    Is it "fair" in some cosmic sense? Well, that meaning of "fairness" has been debated by thousands of eminent scholars for thousands of years. If access to a "fair" ruling depends on which philosophy book the judge most recently read, we are all subject to seemingly random rulings.

    It seems so many laws now have some component of "reasonableness" written right into the law. What is reasonable? Well, we will let a judge and jury decide that after the fact; but you have no way of knowing ahead of time whether or not you are about to break the law. You might as well throw out the entire code and replace it with a single law: Thou shalt not do bad things.*

    *For further details, consult the judge and jury at your trial.

  11. Mercury  •  Apr 11, 2012 @6:39 pm

    Once pretty much everything is illegal (we're almost there!), selective enforcement will make our political/legal system indistinguishable from totalitarianism. Official whimsy in other words will be basically all that stands between your at-liberty self and jail/legal hell at any given time.

    The Feds are pushing in this direction the most, especially with the myriad (and very recent) rules and regs dreamed up by the always expanding list of federal agencies (also magic-wanded into existence).

    The WSJ did a long article recently about huge laundry lists of shiny new federal crimes that are ensnaring all kinds of people for engaging in essentially harmless activity.

  12. Hortensio  •  Apr 11, 2012 @7:50 pm

    You have a preferred flavour of Timbit you'd like sent over?

  13. Jordan  •  Apr 11, 2012 @7:53 pm

    "The employees used their log-in credentials to download source lists, names and contact information from a confidential database on the company’s computer, and then transferred that information to Nosal. The employees were authorized to access the database, but Korn/Ferry had a policy that forbade disclosing confidential information."

    Interesting facts.

  14. Orin Kerr  •  Apr 11, 2012 @11:41 pm

    Thanks for the shoutout, Ken. The interesting question now is whether DOJ will petition for cert. Stay tuned on that one.

  15. Mercury  •  Apr 12, 2012 @9:25 am

    Here's the link to the (even better) online version of the WSJ series on federal crime expansion I mentioned above: http://topics.wsj.com/subject/F/federal-offenses/6853

  16. mojo  •  Apr 13, 2012 @11:21 am

    HAH! I just ripped the "Do Not Remove Under Penalty of Law" tag off the bottom of my chair!

    COME AT ME, BRO!

  17. Crissa  •  Apr 13, 2012 @4:30 pm

    This isn't much different than felony trespass, though. It really is as simple as walking on someone's lawn when they requested you not to. Or walking on the sidewalk outside a business that has kicked you out (actual law in California).

    I'm not sure how to write it – not to say it can't be better – and not leave some iffy loopholes that couldn't be exploited.
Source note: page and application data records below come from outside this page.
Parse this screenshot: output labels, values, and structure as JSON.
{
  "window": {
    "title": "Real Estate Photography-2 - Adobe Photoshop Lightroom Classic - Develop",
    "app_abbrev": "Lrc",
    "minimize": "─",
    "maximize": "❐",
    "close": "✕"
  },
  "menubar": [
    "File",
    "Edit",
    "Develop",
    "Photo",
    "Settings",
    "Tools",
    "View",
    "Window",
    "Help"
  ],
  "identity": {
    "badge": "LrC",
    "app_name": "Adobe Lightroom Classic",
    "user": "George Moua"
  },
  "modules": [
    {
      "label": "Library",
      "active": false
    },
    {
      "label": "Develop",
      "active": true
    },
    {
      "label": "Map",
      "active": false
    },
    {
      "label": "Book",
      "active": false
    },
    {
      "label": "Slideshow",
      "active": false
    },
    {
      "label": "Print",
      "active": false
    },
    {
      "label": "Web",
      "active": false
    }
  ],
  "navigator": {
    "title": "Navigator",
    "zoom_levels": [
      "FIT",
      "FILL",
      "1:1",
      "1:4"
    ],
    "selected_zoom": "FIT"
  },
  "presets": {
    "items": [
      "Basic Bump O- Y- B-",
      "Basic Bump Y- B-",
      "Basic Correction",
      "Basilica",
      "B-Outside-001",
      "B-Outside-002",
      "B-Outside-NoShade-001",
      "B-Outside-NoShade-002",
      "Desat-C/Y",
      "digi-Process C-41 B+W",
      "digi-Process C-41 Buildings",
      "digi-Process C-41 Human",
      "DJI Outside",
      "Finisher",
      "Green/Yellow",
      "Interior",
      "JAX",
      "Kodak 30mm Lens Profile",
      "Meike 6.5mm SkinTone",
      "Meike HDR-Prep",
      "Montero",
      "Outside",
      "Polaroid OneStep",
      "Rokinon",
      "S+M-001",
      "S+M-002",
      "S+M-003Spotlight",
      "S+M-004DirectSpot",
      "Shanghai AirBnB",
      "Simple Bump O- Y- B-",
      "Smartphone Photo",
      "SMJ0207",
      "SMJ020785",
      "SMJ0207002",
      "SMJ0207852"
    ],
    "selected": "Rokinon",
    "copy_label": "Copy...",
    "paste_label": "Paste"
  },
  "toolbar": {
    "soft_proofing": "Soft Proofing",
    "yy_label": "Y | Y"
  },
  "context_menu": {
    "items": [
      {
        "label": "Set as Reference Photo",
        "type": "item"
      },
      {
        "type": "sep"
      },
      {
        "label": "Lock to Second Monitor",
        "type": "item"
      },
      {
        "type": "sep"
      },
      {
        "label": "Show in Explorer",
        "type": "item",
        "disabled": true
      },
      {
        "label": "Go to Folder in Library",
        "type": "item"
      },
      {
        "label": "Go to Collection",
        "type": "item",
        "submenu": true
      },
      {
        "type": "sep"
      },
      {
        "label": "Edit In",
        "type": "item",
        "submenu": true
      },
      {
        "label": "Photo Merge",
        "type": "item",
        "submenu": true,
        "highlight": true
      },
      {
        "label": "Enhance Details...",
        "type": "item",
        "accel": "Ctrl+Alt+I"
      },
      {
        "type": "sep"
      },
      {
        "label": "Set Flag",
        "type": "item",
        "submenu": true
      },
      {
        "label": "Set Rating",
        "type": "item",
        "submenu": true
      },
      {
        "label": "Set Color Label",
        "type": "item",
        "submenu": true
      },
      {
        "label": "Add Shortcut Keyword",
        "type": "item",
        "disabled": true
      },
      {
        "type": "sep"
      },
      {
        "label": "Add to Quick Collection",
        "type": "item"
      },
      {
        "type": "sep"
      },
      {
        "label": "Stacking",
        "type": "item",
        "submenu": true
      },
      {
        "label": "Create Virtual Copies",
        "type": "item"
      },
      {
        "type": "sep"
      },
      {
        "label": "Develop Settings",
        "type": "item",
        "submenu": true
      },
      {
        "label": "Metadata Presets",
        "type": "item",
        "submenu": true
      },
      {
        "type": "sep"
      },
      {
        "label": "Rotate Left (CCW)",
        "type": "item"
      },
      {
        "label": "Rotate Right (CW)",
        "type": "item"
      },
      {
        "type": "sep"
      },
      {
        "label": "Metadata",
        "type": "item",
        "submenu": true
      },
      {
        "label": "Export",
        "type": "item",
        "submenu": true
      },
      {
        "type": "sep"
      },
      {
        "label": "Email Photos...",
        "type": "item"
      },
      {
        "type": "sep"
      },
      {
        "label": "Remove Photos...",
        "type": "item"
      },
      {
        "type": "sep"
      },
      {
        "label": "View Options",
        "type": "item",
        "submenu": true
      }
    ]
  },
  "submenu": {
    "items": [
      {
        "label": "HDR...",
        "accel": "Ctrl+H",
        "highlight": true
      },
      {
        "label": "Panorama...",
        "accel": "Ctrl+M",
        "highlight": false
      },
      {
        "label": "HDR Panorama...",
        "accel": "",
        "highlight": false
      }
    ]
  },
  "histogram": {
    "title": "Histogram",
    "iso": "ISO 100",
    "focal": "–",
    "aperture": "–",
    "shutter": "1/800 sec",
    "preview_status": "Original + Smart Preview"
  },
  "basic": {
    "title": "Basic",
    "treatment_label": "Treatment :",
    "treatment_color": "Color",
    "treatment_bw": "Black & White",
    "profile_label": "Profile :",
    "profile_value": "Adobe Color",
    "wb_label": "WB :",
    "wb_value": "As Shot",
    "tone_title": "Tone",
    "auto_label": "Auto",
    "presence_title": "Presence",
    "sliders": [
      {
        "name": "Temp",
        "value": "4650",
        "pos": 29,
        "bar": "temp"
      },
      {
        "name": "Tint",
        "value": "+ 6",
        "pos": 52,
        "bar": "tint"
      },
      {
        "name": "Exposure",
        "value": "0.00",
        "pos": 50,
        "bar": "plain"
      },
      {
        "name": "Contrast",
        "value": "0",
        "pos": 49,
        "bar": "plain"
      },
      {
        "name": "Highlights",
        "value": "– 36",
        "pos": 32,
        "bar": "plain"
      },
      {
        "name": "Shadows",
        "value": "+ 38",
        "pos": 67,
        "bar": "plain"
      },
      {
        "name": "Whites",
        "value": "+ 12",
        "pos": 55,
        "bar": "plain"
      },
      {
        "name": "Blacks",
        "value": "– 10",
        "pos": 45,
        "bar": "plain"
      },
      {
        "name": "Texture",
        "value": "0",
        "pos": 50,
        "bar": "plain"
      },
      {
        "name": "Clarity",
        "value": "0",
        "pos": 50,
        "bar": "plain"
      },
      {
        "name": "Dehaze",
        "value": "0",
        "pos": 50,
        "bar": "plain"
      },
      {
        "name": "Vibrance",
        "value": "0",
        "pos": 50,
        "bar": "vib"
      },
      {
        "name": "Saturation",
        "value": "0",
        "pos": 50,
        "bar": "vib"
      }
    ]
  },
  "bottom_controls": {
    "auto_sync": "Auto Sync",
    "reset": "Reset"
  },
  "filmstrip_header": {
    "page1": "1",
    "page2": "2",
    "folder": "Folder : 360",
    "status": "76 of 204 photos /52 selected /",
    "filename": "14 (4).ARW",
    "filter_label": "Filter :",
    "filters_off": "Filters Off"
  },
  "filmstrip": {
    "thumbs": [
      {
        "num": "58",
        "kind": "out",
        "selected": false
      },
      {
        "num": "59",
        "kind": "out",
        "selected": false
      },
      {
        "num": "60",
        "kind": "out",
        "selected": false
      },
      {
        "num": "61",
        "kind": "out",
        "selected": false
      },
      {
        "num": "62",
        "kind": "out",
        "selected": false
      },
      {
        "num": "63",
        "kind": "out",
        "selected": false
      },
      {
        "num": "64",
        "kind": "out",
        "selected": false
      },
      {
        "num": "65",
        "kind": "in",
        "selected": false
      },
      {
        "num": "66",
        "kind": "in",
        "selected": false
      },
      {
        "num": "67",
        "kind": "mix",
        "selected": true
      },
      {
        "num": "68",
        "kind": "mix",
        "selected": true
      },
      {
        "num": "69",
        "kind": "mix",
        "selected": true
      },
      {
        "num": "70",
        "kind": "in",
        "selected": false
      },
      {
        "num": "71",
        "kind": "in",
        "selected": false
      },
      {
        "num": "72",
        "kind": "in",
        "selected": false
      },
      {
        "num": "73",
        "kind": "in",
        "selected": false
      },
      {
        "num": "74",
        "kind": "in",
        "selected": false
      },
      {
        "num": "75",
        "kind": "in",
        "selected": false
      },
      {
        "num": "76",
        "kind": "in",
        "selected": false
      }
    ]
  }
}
This is just basically trespass electronically… But do need a law penalizing braking and entering into someone's electronics.

2 Trackbacks